Hydrazine has been used to propel rockets since the German's used it in the first rocket fighter, the Messerschmitt Me 163B, during World War II, but now Andrew Sutton of the Los Alamos National Laboratory (LANL) in New Mexico is using it for more peaceful purposes.
Sutton is using hydrazine to help regenerate ammonia borane, the substance used to store hydrogen for powering vehicles. However, to make ammonia borane a commercially viable proposition, it must be able to regenerate after the hydrogen has been released.
Sutton said: ''It definitely makes the regeneration easier.
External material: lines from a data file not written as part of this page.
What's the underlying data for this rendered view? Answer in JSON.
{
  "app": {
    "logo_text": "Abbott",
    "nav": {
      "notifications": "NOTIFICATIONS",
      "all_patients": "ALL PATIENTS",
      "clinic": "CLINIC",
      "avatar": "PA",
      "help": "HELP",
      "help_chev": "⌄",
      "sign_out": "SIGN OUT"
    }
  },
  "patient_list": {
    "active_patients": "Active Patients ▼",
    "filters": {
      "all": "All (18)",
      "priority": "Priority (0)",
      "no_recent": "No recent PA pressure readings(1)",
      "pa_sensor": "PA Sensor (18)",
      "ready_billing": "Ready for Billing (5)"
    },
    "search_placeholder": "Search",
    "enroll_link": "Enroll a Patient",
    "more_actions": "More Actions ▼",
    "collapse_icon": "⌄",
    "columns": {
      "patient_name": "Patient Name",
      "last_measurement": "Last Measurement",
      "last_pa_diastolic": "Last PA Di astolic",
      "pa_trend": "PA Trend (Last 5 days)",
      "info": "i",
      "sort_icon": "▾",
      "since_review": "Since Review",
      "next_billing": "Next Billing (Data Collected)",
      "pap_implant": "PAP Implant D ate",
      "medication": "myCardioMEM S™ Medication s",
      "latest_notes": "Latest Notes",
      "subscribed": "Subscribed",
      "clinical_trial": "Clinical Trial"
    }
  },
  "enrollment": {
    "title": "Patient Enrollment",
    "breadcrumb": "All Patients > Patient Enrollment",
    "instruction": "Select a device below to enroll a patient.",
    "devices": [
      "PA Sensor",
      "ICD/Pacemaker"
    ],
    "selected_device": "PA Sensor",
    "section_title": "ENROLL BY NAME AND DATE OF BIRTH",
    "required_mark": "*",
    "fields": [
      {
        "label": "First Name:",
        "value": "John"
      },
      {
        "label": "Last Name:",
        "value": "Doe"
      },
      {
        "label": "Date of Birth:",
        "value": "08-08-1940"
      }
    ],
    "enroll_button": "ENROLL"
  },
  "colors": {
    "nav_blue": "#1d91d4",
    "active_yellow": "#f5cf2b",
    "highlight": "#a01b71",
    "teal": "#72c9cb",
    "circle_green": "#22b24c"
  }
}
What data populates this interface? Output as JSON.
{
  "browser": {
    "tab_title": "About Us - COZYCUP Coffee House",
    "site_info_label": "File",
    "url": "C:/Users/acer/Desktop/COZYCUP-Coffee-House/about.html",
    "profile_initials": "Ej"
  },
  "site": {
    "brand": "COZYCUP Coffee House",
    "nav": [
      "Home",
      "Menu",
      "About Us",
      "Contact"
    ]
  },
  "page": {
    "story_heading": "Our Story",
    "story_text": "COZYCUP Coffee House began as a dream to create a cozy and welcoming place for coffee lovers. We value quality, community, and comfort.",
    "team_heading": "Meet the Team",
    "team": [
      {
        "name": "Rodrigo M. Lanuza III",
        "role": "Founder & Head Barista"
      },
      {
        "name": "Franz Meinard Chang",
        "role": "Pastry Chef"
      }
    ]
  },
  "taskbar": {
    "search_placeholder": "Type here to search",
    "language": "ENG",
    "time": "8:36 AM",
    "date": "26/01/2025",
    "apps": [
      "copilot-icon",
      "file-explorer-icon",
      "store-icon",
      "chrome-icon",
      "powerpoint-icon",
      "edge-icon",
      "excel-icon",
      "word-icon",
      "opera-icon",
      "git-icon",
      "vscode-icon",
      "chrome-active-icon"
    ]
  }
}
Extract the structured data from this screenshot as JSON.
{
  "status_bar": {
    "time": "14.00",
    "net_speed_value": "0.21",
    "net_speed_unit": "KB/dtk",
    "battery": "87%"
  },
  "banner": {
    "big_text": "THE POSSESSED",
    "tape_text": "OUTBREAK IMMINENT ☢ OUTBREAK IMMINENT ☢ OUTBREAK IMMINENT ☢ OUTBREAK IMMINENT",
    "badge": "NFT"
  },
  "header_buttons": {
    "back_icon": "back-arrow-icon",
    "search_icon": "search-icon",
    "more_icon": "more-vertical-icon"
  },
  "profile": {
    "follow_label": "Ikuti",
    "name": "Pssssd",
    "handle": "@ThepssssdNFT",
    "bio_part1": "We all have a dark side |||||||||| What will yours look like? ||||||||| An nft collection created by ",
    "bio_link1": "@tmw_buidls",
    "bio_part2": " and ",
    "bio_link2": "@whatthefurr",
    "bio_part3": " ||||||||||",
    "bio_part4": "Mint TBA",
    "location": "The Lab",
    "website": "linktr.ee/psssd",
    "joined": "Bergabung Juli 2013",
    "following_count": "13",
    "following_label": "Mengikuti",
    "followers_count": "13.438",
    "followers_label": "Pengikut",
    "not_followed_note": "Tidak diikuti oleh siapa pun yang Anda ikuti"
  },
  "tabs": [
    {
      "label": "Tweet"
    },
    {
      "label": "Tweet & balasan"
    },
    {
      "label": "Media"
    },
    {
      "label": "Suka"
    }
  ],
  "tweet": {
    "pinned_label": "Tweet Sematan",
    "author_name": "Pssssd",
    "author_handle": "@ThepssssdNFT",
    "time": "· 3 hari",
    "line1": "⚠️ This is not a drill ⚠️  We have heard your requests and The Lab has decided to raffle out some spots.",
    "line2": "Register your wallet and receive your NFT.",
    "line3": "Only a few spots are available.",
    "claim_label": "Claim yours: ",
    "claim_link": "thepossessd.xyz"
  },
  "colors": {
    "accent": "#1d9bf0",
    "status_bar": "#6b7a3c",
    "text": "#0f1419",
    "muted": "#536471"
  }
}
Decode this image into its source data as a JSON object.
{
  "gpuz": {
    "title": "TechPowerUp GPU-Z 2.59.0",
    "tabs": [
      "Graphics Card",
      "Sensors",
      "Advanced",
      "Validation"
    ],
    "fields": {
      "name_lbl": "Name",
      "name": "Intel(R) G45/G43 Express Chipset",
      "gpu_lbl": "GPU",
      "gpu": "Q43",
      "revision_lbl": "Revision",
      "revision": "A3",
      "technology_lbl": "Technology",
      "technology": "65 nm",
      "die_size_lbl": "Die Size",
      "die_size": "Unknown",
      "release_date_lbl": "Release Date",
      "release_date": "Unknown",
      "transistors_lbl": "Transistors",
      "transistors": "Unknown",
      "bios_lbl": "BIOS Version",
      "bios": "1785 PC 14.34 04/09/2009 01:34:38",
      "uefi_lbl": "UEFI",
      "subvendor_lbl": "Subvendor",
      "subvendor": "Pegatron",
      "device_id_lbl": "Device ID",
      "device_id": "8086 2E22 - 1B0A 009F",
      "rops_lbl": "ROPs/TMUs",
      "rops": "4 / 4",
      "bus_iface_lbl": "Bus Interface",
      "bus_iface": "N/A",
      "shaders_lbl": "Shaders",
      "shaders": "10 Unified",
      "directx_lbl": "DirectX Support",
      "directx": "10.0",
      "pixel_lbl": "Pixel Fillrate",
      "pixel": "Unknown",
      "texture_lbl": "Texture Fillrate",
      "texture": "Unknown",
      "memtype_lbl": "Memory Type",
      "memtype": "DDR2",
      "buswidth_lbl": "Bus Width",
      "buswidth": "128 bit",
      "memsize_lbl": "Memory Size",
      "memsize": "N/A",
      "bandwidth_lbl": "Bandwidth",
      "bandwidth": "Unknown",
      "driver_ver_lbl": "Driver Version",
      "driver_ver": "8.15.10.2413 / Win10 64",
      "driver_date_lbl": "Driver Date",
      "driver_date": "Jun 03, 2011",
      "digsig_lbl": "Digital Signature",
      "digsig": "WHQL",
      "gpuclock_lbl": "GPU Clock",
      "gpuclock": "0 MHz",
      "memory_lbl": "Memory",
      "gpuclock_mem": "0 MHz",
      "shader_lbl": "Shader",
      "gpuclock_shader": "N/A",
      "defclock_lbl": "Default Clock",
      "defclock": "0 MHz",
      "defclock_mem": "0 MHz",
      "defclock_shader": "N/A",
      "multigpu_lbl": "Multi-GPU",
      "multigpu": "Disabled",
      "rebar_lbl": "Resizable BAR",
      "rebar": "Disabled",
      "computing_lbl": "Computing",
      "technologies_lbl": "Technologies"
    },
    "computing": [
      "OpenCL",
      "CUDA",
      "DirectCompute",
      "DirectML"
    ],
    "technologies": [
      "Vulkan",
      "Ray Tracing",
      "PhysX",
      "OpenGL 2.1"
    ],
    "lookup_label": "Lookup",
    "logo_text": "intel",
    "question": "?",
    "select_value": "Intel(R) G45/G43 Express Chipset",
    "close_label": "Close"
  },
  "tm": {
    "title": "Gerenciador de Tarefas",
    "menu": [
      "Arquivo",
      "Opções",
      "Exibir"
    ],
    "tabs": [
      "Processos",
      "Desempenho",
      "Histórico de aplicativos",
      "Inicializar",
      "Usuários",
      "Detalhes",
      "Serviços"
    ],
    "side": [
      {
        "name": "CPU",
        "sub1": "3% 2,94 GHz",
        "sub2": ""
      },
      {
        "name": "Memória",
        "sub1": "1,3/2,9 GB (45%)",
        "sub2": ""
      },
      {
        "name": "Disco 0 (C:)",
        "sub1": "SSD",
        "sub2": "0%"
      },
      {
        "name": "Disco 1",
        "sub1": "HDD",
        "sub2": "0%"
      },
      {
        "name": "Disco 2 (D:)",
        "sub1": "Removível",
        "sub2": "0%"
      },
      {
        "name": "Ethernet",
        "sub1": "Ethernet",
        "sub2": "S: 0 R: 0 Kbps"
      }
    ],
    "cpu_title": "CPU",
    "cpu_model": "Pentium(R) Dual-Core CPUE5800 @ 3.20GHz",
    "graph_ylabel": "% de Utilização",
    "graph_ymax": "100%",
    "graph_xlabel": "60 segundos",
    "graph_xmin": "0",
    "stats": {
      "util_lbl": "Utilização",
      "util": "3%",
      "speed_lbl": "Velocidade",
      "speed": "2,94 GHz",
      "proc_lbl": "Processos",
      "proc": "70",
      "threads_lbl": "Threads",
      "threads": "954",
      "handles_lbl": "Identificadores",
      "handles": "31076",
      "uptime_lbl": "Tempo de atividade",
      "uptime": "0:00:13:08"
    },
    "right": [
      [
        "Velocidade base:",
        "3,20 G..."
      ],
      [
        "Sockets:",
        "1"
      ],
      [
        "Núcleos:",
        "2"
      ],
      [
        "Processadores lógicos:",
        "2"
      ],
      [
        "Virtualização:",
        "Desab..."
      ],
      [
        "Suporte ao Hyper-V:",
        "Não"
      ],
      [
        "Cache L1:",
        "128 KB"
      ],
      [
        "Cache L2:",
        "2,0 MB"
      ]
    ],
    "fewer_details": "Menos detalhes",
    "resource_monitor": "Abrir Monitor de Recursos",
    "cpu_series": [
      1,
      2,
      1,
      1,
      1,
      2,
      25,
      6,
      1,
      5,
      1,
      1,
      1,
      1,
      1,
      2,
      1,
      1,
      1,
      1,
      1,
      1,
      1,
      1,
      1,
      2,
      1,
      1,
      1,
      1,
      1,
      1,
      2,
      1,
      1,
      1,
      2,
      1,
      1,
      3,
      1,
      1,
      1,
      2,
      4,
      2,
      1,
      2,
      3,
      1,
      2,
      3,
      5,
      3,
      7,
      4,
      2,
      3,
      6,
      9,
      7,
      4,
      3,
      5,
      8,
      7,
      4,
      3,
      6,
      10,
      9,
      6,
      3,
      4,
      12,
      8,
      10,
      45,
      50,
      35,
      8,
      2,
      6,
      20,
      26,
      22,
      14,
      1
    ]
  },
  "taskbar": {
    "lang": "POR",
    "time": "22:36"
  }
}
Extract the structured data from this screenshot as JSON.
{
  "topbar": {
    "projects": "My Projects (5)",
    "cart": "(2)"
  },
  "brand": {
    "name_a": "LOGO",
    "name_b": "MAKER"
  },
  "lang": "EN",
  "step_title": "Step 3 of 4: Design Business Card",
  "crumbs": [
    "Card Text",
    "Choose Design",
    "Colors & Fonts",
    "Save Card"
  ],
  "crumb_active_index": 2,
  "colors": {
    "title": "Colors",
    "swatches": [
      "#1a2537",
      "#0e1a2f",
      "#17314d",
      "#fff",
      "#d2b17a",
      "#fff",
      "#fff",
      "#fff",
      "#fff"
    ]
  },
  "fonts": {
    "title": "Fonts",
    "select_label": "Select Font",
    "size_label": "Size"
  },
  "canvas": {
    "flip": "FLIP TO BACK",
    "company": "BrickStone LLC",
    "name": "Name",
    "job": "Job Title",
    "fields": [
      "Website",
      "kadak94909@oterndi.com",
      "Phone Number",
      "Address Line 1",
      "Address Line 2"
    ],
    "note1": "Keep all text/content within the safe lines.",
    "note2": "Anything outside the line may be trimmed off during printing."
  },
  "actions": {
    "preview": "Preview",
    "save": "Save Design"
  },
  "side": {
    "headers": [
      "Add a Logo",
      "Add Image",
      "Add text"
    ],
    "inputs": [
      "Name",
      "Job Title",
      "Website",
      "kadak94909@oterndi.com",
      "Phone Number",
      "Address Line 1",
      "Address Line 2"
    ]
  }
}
That's a significant advance.''
LANL has been working with Dow Chemical to try and make a commercial hydrogen storage method, but previous attempts using tin proved problematic because of the weight of the chemicals involved.
''That got me thinking about a lighter reducing agent,'' said Sutton.
Now, the new process is being thought of as an industrial process with regeneration carried out in centralised facilities rather than onboard vehicles.
The University of Oxford's Martin Jones, who has worked with the International Partnership for the Hydrogen Economy, said of the breakthrough: ''Other issues remain, but this certainly places it high on the list of materials that might, in time, find commercial applications.''